• **DESCRIPTION OF THE TASK**
Write out every record again, exactly.

• **SUPPLIED DATA**
"""
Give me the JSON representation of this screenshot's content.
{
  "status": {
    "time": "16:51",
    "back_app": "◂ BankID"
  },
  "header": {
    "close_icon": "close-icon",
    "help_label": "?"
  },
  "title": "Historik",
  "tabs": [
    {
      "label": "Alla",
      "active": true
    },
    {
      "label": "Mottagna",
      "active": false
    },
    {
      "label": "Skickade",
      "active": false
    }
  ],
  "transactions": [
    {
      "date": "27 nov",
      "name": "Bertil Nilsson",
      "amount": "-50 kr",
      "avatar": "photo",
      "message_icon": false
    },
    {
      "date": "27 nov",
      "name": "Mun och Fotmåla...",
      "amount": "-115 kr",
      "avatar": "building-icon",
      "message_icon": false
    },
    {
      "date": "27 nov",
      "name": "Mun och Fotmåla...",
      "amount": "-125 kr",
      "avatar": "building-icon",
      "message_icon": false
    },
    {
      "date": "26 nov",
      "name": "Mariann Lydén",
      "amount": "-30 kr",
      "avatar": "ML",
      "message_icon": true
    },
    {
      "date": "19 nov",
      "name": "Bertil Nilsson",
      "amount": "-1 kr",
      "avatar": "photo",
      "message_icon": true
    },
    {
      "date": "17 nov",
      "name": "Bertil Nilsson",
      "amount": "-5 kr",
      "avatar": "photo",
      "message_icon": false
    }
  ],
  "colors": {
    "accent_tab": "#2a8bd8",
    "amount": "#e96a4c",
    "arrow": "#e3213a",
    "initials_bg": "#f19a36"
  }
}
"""
• **EXERCISE OUTPUT**
Give me the JSON representation of this screenshot's content.
{
  "status": {
    "time": "16:51",
    "back_app": "◂ BankID"
  },
  "header": {
    "close_icon": "close-icon",
    "help_label": "?"
  },
  "title": "Historik",
  "tabs": [
    {
      "label": "Alla",
      "active": true
    },
    {
      "label": "Mottagna",
      "active": false
    },
    {
      "label": "Skickade",
      "active": false
    }
  ],
  "transactions": [
    {
      "date": "27 nov",
      "name": "Bertil Nilsson",
      "amount": "-50 kr",
      "avatar": "photo",
      "message_icon": false
    },
    {
      "date": "27 nov",
      "name": "Mun och Fotmåla...",
      "amount": "-115 kr",
      "avatar": "building-icon",
      "message_icon": false
    },
    {
      "date": "27 nov",
      "name": "Mun och Fotmåla...",
      "amount": "-125 kr",
      "avatar": "building-icon",
      "message_icon": false
    },
    {
      "date": "26 nov",
      "name": "Mariann Lydén",
      "amount": "-30 kr",
      "avatar": "ML",
      "message_icon": true
    },
    {
      "date": "19 nov",
      "name": "Bertil Nilsson",
      "amount": "-1 kr",
      "avatar": "photo",
      "message_icon": true
    },
    {
      "date": "17 nov",
      "name": "Bertil Nilsson",
      "amount": "-5 kr",
      "avatar": "photo",
      "message_icon": false
    }
  ],
  "colors": {
    "accent_tab": "#2a8bd8",
    "amount": "#e96a4c",
    "arrow": "#e3213a",
    "initials_bg": "#f19a36"
  }
}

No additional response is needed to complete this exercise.